BRIEF :: Scan the records below, and wherever a line has the word "name", pull it out.

EXERCISE DATA ::
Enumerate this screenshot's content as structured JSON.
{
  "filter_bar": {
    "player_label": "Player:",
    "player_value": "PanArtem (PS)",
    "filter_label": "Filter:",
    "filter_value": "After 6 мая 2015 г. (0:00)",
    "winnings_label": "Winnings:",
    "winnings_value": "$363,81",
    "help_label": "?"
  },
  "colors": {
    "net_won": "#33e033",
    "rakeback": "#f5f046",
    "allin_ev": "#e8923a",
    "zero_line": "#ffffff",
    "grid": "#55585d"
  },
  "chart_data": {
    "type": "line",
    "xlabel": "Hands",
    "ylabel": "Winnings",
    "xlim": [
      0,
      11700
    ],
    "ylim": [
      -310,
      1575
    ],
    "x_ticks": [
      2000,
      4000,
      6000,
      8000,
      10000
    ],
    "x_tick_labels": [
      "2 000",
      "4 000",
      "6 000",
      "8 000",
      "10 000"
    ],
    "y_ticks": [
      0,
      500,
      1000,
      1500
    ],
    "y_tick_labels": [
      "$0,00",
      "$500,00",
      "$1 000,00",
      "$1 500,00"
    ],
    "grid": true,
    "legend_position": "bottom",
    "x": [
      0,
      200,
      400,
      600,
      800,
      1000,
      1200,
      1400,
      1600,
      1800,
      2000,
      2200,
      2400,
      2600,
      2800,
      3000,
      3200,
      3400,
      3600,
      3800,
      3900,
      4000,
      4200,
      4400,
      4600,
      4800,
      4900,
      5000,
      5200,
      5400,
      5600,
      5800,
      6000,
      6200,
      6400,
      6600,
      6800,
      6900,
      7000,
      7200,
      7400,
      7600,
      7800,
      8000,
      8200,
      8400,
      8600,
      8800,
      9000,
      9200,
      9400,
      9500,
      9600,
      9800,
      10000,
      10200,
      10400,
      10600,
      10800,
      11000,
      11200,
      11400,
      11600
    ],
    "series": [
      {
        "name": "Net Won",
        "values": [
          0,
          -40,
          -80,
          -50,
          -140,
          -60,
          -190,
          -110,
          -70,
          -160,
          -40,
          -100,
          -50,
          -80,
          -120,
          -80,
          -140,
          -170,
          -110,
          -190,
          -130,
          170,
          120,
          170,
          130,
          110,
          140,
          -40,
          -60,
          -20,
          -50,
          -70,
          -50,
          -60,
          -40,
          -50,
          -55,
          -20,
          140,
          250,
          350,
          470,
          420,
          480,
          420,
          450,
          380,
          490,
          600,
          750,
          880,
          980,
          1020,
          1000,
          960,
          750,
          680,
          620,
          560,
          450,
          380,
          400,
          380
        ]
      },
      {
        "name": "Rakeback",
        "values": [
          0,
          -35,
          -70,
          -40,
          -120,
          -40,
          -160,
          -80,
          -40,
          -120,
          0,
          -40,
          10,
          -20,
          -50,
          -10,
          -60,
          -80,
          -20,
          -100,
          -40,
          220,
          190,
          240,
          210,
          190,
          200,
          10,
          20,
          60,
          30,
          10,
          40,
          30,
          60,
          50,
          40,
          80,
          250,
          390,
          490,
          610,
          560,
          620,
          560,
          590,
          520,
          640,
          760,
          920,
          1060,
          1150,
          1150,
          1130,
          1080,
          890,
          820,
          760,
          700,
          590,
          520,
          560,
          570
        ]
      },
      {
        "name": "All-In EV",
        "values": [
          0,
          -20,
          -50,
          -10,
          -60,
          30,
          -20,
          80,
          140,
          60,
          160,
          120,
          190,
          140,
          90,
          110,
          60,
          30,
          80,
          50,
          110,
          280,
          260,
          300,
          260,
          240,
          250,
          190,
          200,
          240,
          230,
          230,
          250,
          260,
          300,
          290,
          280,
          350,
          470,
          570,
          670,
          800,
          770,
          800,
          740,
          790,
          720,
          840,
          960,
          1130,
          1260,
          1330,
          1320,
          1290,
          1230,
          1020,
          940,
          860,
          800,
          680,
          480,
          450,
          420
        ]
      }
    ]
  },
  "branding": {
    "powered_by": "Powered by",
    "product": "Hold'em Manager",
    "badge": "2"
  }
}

TASK OUTPUT ::
        "name": "Net Won",
        "name": "Rakeback",
        "name": "All-In EV",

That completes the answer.